Pakistan Is Changing The Game In Nuclear Warfare (Rev 16:8)

Washington: The US has anticipated that Pakistan will continue developing cruise missiles and close-range “battlefield” nuclear weapons to augment its existing ballistic missiles, a top US intelligence official has said.
The 21st Century: Short Range Nuclear Warfare

The 21st Century: Short Range Nuclear Warfare

Wednesday, Feb 04, 2015 | Last Update : 09:30 PM IST
Deccan Chronicle

“Pakistan continues to take steps to improve security of its nuclear arsenal. We anticipate that Pakistan will continue development of new delivery systems, including cruise missiles and close-range ‘battlefield’ nuclear weapons to augment its existing ballistic missiles,” Lt Gen Vincent R Stewart, Director of Defence Intelligence Agency told members of the House Armed Services Committee during a hearing on global threat assessment.

Testifying before the House Armed Services Committee, Stewart said Pakistan’s Army and paramilitary forces remain deployed in the Federally Administered Tribal Areas (FATA) and Khyber Pakhtunkhwa Province.

Army ground operations in North Waziristan Agency (NWA) have cleared anti-state militants from most population centres. “We expect the military will continue targeting remaining militant strongholds in 2015,” he said.

The December 2014 Tehrik-e Taliban Pakistan (TTP) attack against the Army-run school in Peshawar that killed more than 140 people, mostly children, has emboldened military efforts against anti-state militants, including intensified airstrikes against TTP leadership and fighters, he said.

The government and military are also working together to implement a national action plan against terrorism, which includes the establishment of military courts, he added.

“Despite ongoing military operations, Pakistan will continue to face internal security threats from militant, sectarian, and separatist groups. Additionally, Pakistan remains concerned about ISIL outreach and propaganda in South Asia,” the intelligence official said.

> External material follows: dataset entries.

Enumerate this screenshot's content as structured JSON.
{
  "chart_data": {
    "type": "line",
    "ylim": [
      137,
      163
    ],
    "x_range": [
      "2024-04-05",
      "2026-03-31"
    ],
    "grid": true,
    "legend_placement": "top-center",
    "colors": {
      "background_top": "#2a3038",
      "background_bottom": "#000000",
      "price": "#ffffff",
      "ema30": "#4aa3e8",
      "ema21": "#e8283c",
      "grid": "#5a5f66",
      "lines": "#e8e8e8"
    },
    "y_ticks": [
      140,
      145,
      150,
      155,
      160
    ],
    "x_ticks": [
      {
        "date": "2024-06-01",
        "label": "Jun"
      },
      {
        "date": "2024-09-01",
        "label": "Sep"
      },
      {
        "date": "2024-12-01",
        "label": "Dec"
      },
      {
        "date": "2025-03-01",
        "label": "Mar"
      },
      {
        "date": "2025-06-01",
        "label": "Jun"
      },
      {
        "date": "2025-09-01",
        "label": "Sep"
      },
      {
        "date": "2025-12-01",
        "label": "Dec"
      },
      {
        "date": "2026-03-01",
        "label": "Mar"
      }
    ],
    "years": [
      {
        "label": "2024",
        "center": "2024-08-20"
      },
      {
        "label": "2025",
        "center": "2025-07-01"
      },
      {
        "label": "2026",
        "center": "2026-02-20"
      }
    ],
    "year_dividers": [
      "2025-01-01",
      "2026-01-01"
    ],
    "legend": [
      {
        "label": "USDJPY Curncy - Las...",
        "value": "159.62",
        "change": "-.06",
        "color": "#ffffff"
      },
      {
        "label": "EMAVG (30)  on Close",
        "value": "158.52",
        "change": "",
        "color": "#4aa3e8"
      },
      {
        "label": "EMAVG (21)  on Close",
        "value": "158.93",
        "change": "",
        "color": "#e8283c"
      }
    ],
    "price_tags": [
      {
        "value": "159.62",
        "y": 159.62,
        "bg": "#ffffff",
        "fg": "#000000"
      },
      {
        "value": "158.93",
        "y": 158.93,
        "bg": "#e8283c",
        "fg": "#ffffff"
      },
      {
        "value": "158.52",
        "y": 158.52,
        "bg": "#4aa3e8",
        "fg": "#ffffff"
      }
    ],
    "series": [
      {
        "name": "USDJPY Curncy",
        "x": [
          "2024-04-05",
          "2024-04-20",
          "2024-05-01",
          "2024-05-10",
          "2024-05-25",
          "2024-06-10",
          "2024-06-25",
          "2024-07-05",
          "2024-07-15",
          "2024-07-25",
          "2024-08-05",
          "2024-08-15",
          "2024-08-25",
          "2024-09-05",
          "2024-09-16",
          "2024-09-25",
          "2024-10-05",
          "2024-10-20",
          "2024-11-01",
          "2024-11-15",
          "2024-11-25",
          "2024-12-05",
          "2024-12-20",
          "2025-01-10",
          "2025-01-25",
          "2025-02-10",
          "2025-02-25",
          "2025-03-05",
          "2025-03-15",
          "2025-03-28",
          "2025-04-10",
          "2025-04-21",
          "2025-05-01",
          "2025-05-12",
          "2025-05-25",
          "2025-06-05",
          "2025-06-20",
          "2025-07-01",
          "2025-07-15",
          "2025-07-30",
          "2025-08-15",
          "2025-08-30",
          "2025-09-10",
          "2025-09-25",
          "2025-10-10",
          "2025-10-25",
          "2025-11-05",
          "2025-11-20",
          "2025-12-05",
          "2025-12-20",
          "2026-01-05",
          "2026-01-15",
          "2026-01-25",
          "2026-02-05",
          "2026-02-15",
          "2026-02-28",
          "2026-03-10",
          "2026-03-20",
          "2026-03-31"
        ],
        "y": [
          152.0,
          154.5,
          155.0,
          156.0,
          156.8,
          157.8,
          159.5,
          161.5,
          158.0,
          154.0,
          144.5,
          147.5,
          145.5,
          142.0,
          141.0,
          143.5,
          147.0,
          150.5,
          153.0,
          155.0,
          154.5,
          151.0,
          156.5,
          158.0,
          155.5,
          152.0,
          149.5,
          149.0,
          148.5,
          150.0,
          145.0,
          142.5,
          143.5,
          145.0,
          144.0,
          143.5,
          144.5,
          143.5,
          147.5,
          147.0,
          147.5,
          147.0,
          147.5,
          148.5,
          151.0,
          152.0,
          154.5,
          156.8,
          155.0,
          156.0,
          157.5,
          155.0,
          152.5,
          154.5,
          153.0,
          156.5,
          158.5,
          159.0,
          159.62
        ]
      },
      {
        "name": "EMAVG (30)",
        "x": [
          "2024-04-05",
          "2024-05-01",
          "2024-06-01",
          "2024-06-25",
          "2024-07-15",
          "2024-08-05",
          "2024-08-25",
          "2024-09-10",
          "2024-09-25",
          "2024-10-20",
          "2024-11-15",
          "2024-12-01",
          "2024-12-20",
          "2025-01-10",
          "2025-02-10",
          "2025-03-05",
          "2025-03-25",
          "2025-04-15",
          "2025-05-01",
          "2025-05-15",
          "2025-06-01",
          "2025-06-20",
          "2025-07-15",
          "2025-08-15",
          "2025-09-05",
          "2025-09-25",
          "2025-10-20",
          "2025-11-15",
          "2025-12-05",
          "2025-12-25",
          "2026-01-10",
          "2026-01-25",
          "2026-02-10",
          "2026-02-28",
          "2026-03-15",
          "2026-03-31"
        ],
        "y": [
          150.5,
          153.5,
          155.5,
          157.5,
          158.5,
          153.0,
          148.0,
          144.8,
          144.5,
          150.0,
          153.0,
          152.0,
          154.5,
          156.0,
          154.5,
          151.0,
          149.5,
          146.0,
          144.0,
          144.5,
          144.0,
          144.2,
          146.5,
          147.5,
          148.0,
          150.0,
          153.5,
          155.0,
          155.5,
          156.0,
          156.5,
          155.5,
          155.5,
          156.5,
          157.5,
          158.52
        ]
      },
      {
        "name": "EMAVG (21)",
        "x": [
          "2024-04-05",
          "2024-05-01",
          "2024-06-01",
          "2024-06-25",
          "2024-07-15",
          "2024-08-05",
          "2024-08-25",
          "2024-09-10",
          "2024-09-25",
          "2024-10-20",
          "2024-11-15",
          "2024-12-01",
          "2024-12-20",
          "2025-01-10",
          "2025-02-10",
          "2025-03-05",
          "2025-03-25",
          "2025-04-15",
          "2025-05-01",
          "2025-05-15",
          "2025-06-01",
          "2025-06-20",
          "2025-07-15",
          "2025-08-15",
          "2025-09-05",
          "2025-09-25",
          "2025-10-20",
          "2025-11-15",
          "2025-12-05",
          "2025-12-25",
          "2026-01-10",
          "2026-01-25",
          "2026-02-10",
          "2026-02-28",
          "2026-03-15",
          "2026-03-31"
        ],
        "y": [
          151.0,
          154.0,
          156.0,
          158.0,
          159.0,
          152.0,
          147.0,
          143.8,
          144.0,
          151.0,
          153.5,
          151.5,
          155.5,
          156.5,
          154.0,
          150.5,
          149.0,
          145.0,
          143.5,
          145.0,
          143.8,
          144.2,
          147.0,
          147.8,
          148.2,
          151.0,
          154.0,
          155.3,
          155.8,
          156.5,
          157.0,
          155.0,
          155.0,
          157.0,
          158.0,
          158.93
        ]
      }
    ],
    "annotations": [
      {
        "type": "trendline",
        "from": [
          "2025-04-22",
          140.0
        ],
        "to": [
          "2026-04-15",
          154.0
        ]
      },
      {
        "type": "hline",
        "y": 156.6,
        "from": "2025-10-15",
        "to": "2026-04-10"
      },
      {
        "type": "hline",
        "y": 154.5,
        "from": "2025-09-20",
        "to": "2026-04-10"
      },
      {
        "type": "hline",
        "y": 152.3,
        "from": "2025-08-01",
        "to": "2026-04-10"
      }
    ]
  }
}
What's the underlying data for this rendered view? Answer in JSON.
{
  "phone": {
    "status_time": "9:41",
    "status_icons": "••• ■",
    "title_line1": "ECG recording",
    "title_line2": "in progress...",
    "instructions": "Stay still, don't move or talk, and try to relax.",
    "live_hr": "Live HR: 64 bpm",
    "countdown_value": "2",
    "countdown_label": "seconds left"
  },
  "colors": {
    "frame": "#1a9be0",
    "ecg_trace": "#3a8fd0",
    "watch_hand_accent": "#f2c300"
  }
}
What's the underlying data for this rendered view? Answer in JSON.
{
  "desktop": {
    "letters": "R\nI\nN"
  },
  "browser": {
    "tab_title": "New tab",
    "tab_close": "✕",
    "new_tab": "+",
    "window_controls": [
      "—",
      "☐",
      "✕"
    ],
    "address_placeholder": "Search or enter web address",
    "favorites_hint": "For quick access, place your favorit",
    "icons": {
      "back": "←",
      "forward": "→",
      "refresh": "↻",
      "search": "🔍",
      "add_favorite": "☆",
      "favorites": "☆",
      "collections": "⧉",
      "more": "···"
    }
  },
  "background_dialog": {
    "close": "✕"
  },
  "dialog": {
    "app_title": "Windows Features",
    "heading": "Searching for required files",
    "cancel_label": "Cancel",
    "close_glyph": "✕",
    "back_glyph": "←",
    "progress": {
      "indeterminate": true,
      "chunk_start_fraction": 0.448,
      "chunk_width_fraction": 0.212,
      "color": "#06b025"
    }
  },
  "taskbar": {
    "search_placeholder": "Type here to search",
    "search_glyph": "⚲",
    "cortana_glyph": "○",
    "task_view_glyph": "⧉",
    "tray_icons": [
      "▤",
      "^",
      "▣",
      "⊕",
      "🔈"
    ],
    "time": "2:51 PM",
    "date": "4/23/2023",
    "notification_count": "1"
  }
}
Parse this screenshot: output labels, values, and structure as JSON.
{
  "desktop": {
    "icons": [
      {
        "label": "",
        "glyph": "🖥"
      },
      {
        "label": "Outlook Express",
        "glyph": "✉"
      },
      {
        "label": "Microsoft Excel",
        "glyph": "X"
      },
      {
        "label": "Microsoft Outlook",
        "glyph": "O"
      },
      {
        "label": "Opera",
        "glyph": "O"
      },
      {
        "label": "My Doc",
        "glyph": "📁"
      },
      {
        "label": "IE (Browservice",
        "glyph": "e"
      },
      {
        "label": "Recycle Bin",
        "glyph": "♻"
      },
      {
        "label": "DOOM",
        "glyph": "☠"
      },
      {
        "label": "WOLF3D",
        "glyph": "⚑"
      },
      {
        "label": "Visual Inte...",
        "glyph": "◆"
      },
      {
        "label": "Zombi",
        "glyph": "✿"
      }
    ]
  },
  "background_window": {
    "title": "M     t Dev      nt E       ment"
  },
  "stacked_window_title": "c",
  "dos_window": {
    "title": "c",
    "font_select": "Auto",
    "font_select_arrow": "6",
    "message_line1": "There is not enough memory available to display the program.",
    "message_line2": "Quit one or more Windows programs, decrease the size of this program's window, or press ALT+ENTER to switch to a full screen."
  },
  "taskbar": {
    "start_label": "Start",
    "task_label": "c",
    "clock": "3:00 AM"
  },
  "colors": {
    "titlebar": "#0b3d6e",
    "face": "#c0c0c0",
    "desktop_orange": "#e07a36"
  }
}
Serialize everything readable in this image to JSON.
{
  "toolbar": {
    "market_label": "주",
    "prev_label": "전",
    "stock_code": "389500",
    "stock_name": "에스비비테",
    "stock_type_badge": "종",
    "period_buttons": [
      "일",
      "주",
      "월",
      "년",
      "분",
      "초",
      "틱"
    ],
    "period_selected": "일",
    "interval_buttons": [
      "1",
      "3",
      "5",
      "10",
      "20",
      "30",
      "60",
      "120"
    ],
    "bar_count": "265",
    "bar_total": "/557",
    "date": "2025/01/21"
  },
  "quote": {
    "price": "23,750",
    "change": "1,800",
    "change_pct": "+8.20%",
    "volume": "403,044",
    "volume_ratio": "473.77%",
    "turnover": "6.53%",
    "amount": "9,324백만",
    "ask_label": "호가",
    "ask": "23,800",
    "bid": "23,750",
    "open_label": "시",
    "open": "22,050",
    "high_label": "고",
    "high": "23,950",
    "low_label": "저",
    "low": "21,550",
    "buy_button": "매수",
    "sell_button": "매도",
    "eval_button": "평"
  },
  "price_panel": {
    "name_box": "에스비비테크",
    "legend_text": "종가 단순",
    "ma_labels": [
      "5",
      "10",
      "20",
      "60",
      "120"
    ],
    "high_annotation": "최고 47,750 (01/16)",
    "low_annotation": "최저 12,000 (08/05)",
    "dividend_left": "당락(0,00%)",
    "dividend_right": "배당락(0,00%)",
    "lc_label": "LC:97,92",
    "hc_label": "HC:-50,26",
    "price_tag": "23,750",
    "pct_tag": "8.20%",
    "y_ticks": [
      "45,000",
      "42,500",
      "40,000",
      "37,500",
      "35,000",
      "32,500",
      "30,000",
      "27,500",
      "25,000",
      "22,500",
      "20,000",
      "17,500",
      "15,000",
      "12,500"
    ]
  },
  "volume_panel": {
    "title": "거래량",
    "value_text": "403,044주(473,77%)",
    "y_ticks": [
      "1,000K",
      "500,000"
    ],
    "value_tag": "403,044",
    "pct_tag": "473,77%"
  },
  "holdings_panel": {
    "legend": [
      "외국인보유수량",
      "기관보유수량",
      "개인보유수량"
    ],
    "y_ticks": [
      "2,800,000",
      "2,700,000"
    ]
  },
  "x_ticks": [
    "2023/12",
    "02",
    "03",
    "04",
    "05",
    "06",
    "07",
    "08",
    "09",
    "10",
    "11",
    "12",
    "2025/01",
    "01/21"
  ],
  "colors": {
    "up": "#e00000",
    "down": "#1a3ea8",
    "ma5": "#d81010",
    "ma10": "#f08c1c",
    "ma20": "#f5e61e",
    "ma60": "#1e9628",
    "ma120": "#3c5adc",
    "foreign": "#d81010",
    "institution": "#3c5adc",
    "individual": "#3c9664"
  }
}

On Afghanistan, Stewart said the still-developing Afghan National Security Forces (ANSF) remain stalemated with the Taliban-led insurgency.

“In 2015 we expect the ANSF to maintain stability and security in Kabul and key urban areas while retaining freedom of movement on major highways. However, the Taliban, al-Qaeda, and their extremist allies will likely seek to exploit the reduced Coalition presence by pressuring ANSF units in rural areas, conducting high profile attacks in major population centres, and expanding their safe havens,” he said.

China & Russia, Two Of The Largest Economies Are Helping Iran (Daniel 7)

The Iran nuclear talks will not pivot on whether the Iranian economy is brought to its knees

The Obama administration official in charge of sanctions on Iran, Russia, and ISIL, is leaving the US Treasury Department for the No. 2 job at the Central Intelligence Agency. And in an exit interview with the Wall Street Journal, David Cohen suggests his change in roles indicates the elevated importance that sanctions now hold in US foreign policy and national security issues.
Indeed Cohen, Treasury’s undersecretary for terrorism and financial intelligence since June 2011, essentially affirmed that that the main gripe of Iranian leader Ali Khamenei is valid—the US, through economic sanctions, is trying to force Tehran to its knees. But in asserting that economic stress will ultimately force Khamenei into finally striking a nuclear deal with the West, he misses what may be the core issue in the talks.
No one disputes that the sanctions, combined with low oil prices, have markedly impacted Iran’s financial situation. But the question of whether a deal is struck by the March 24 interim deadline (or the June 30 final deadline) may not ride on such bread-and-butter issues.
Instead, one question may be whether Khamenei is interested more in his people’s living standards, or that of the Revolutionary Guard. Depending on your source, the Guards control between 10% and half the Iranian economy, and thus profit from the current state of affairs. A struggle between the Guards and Iranians who want a nuclear deal is playing out in public.
Another question is whether Khamenei—and the US Congress for that matter—is prepared to stand down from a quarter-century of politics centered on US-Iranian antagonism.
It’s not surprising that Cohen would tout the sanctions on his way over to Langley. But we won’t know until later this year whether he is right.